Activity: Type out the data again, word for word and in full.

[Items listed in a dataset]
*****
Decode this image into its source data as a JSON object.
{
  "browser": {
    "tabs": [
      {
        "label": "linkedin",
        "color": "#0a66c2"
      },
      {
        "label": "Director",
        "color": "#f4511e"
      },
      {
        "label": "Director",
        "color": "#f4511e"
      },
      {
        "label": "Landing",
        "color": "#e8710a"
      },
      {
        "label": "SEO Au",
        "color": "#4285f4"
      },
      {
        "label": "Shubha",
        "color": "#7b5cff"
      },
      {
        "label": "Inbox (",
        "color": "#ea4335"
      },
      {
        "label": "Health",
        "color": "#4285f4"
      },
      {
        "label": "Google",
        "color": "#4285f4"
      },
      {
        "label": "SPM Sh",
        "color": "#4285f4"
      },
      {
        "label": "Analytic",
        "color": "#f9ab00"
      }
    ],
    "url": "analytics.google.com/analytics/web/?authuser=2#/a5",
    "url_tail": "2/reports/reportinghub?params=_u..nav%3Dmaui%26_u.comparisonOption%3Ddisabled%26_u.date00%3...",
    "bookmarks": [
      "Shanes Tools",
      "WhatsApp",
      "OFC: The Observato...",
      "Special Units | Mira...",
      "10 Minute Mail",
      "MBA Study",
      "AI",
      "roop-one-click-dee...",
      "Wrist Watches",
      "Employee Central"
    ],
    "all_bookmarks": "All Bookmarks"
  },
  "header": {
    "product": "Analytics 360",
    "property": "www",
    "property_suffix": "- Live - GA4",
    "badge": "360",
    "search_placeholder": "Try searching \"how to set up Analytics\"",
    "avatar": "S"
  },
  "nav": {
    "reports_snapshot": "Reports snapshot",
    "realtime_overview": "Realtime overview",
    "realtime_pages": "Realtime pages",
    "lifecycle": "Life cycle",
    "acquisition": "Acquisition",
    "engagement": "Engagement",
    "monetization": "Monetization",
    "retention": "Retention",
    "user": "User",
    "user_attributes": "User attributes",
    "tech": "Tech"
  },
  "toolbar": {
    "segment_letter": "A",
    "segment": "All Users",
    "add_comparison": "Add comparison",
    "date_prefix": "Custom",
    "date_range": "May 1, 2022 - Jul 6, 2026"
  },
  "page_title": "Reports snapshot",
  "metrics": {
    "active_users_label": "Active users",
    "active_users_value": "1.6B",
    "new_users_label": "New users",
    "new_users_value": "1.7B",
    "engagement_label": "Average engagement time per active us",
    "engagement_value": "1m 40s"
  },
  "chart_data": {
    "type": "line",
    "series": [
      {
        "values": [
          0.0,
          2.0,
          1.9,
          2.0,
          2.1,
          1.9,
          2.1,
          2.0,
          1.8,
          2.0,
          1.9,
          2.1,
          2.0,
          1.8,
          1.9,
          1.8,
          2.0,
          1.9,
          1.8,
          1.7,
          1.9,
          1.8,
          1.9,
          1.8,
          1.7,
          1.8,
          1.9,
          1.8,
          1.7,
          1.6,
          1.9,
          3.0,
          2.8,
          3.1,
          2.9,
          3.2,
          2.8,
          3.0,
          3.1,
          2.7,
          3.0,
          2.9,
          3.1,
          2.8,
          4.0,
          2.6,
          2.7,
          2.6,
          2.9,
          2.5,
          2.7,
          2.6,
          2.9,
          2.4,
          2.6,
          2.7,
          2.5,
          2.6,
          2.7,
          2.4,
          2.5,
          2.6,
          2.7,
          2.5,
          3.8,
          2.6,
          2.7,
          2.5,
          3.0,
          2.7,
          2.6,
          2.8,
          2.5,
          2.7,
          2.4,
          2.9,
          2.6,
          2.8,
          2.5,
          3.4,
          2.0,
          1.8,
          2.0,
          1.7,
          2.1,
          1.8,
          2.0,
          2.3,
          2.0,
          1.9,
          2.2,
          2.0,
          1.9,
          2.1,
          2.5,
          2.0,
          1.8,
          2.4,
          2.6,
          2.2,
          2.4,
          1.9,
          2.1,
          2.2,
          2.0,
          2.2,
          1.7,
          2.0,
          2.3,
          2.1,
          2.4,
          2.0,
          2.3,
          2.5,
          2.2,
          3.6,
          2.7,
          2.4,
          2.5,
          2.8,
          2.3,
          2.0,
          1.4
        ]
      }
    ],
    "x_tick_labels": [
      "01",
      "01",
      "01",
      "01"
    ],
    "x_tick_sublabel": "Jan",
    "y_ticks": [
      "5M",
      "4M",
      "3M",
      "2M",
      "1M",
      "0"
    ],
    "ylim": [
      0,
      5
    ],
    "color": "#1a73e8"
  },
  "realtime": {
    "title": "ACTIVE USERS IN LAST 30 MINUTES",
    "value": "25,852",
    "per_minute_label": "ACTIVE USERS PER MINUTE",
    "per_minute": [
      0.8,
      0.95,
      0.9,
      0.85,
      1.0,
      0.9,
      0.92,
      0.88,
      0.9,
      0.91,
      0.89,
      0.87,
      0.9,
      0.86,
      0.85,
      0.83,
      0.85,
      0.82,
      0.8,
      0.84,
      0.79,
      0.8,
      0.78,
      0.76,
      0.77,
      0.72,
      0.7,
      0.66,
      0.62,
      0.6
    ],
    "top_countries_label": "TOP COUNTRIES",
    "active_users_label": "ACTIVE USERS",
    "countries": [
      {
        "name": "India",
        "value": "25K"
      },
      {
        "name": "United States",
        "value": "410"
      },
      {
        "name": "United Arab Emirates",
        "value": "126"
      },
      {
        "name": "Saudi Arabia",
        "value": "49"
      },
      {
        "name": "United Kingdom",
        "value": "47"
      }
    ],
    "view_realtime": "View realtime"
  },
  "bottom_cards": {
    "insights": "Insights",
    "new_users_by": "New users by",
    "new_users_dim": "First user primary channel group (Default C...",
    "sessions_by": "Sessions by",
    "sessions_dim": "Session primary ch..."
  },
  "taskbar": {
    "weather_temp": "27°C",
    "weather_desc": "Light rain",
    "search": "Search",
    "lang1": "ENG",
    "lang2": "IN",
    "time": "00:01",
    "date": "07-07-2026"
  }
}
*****
Answer to the exercise:
Decode this image into its source data as a JSON object.
{
  "browser": {
    "tabs": [
      {
        "label": "linkedin",
        "color": "#0a66c2"
      },
      {
        "label": "Director",
        "color": "#f4511e"
      },
      {
        "label": "Director",
        "color": "#f4511e"
      },
      {
        "label": "Landing",
        "color": "#e8710a"
      },
      {
        "label": "SEO Au",
        "color": "#4285f4"
      },
      {
        "label": "Shubha",
        "color": "#7b5cff"
      },
      {
        "label": "Inbox (",
        "color": "#ea4335"
      },
      {
        "label": "Health",
        "color": "#4285f4"
      },
      {
        "label": "Google",
        "color": "#4285f4"
      },
      {
        "label": "SPM Sh",
        "color": "#4285f4"
      },
      {
        "label": "Analytic",
        "color": "#f9ab00"
      }
    ],
    "url": "analytics.google.com/analytics/web/?authuser=2#/a5",
    "url_tail": "2/reports/reportinghub?params=_u..nav%3Dmaui%26_u.comparisonOption%3Ddisabled%26_u.date00%3...",
    "bookmarks": [
      "Shanes Tools",
      "WhatsApp",
      "OFC: The Observato...",
      "Special Units | Mira...",
      "10 Minute Mail",
      "MBA Study",
      "AI",
      "roop-one-click-dee...",
      "Wrist Watches",
      "Employee Central"
    ],
    "all_bookmarks": "All Bookmarks"
  },
  "header": {
    "product": "Analytics 360",
    "property": "www",
    "property_suffix": "- Live - GA4",
    "badge": "360",
    "search_placeholder": "Try searching \"how to set up Analytics\"",
    "avatar": "S"
  },
  "nav": {
    "reports_snapshot": "Reports snapshot",
    "realtime_overview": "Realtime overview",
    "realtime_pages": "Realtime pages",
    "lifecycle": "Life cycle",
    "acquisition": "Acquisition",
    "engagement": "Engagement",
    "monetization": "Monetization",
    "retention": "Retention",
    "user": "User",
    "user_attributes": "User attributes",
    "tech": "Tech"
  },
  "toolbar": {
    "segment_letter": "A",
    "segment": "All Users",
    "add_comparison": "Add comparison",
    "date_prefix": "Custom",
    "date_range": "May 1, 2022 - Jul 6, 2026"
  },
  "page_title": "Reports snapshot",
  "metrics": {
    "active_users_label": "Active users",
    "active_users_value": "1.6B",
    "new_users_label": "New users",
    "new_users_value": "1.7B",
    "engagement_label": "Average engagement time per active us",
    "engagement_value": "1m 40s"
  },
  "chart_data": {
    "type": "line",
    "series": [
      {
        "values": [
          0.0,
          2.0,
          1.9,
          2.0,
          2.1,
          1.9,
          2.1,
          2.0,
          1.8,
          2.0,
          1.9,
          2.1,
          2.0,
          1.8,
          1.9,
          1.8,
          2.0,
          1.9,
          1.8,
          1.7,
          1.9,
          1.8,
          1.9,
          1.8,
          1.7,
          1.8,
          1.9,
          1.8,
          1.7,
          1.6,
          1.9,
          3.0,
          2.8,
          3.1,
          2.9,
          3.2,
          2.8,
          3.0,
          3.1,
          2.7,
          3.0,
          2.9,
          3.1,
          2.8,
          4.0,
          2.6,
          2.7,
          2.6,
          2.9,
          2.5,
          2.7,
          2.6,
          2.9,
          2.4,
          2.6,
          2.7,
          2.5,
          2.6,
          2.7,
          2.4,
          2.5,
          2.6,
          2.7,
          2.5,
          3.8,
          2.6,
          2.7,
          2.5,
          3.0,
          2.7,
          2.6,
          2.8,
          2.5,
          2.7,
          2.4,
          2.9,
          2.6,
          2.8,
          2.5,
          3.4,
          2.0,
          1.8,
          2.0,
          1.7,
          2.1,
          1.8,
          2.0,
          2.3,
          2.0,
          1.9,
          2.2,
          2.0,
          1.9,
          2.1,
          2.5,
          2.0,
          1.8,
          2.4,
          2.6,
          2.2,
          2.4,
          1.9,
          2.1,
          2.2,
          2.0,
          2.2,
          1.7,
          2.0,
          2.3,
          2.1,
          2.4,
          2.0,
          2.3,
          2.5,
          2.2,
          3.6,
          2.7,
          2.4,
          2.5,
          2.8,
          2.3,
          2.0,
          1.4
        ]
      }
    ],
    "x_tick_labels": [
      "01",
      "01",
      "01",
      "01"
    ],
    "x_tick_sublabel": "Jan",
    "y_ticks": [
      "5M",
      "4M",
      "3M",
      "2M",
      "1M",
      "0"
    ],
    "ylim": [
      0,
      5
    ],
    "color": "#1a73e8"
  },
  "realtime": {
    "title": "ACTIVE USERS IN LAST 30 MINUTES",
    "value": "25,852",
    "per_minute_label": "ACTIVE USERS PER MINUTE",
    "per_minute": [
      0.8,
      0.95,
      0.9,
      0.85,
      1.0,
      0.9,
      0.92,
      0.88,
      0.9,
      0.91,
      0.89,
      0.87,
      0.9,
      0.86,
      0.85,
      0.83,
      0.85,
      0.82,
      0.8,
      0.84,
      0.79,
      0.8,
      0.78,
      0.76,
      0.77,
      0.72,
      0.7,
      0.66,
      0.62,
      0.6
    ],
    "top_countries_label": "TOP COUNTRIES",
    "active_users_label": "ACTIVE USERS",
    "countries": [
      {
        "name": "India",
        "value": "25K"
      },
      {
        "name": "United States",
        "value": "410"
      },
      {
        "name": "United Arab Emirates",
        "value": "126"
      },
      {
        "name": "Saudi Arabia",
        "value": "49"
      },
      {
        "name": "United Kingdom",
        "value": "47"
      }
    ],
    "view_realtime": "View realtime"
  },
  "bottom_cards": {
    "insights": "Insights",
    "new_users_by": "New users by",
    "new_users_dim": "First user primary channel group (Default C...",
    "sessions_by": "Sessions by",
    "sessions_dim": "Session primary ch..."
  },
  "taskbar": {
    "weather_temp": "27°C",
    "weather_desc": "Light rain",
    "search": "Search",
    "lang1": "ENG",
    "lang2": "IN",
    "time": "00:01",
    "date": "07-07-2026"
  }
}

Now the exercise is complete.